→ **Task statement**
How many lines of the data include the string "Désactiver"? State the number and nothing else.

Interface dataset entries
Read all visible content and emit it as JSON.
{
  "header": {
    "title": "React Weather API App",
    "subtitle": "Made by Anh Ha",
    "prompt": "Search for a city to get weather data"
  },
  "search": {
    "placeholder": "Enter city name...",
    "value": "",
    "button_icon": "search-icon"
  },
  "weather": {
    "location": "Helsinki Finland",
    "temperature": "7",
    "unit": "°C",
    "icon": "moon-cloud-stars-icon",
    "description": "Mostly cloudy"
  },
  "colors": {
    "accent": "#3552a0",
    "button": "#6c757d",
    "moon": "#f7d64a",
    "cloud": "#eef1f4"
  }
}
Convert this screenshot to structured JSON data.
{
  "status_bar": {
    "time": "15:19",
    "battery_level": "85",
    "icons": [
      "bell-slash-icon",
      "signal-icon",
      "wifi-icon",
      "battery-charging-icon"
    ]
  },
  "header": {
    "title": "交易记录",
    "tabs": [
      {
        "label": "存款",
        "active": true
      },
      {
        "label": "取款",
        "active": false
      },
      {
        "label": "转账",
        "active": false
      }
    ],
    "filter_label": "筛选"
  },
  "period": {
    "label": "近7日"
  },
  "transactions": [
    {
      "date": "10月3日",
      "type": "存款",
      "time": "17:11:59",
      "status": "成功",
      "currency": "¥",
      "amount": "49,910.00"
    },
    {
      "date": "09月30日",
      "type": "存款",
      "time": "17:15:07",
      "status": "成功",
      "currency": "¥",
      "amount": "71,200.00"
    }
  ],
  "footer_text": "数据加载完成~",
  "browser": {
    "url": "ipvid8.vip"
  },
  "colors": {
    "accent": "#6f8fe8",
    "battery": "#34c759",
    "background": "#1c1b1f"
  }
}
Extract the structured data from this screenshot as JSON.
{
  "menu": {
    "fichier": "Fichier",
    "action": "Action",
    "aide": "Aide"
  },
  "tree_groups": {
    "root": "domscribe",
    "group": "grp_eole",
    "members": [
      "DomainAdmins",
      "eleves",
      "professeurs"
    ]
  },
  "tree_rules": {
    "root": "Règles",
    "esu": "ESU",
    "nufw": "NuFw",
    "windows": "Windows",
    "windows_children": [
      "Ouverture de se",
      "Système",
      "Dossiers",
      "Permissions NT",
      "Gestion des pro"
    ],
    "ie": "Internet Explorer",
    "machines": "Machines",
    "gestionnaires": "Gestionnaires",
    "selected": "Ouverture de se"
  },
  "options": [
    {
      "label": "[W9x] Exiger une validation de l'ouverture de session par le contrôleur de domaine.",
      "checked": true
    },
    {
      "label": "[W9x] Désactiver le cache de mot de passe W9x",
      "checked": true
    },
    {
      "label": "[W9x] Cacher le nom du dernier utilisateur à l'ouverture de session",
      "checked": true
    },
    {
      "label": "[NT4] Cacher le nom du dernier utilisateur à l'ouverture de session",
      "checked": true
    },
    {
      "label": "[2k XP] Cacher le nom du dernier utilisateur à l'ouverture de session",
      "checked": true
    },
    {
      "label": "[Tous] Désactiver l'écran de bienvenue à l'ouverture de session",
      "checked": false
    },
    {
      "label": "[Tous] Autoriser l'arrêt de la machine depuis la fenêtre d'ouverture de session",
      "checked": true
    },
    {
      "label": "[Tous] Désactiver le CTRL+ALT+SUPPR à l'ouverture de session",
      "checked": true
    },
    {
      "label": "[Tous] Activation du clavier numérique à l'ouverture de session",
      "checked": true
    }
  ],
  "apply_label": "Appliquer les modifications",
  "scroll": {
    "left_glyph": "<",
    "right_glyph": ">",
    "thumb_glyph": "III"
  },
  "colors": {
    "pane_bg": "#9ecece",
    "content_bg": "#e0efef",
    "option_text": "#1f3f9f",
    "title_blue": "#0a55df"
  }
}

→ **Problem solution**
3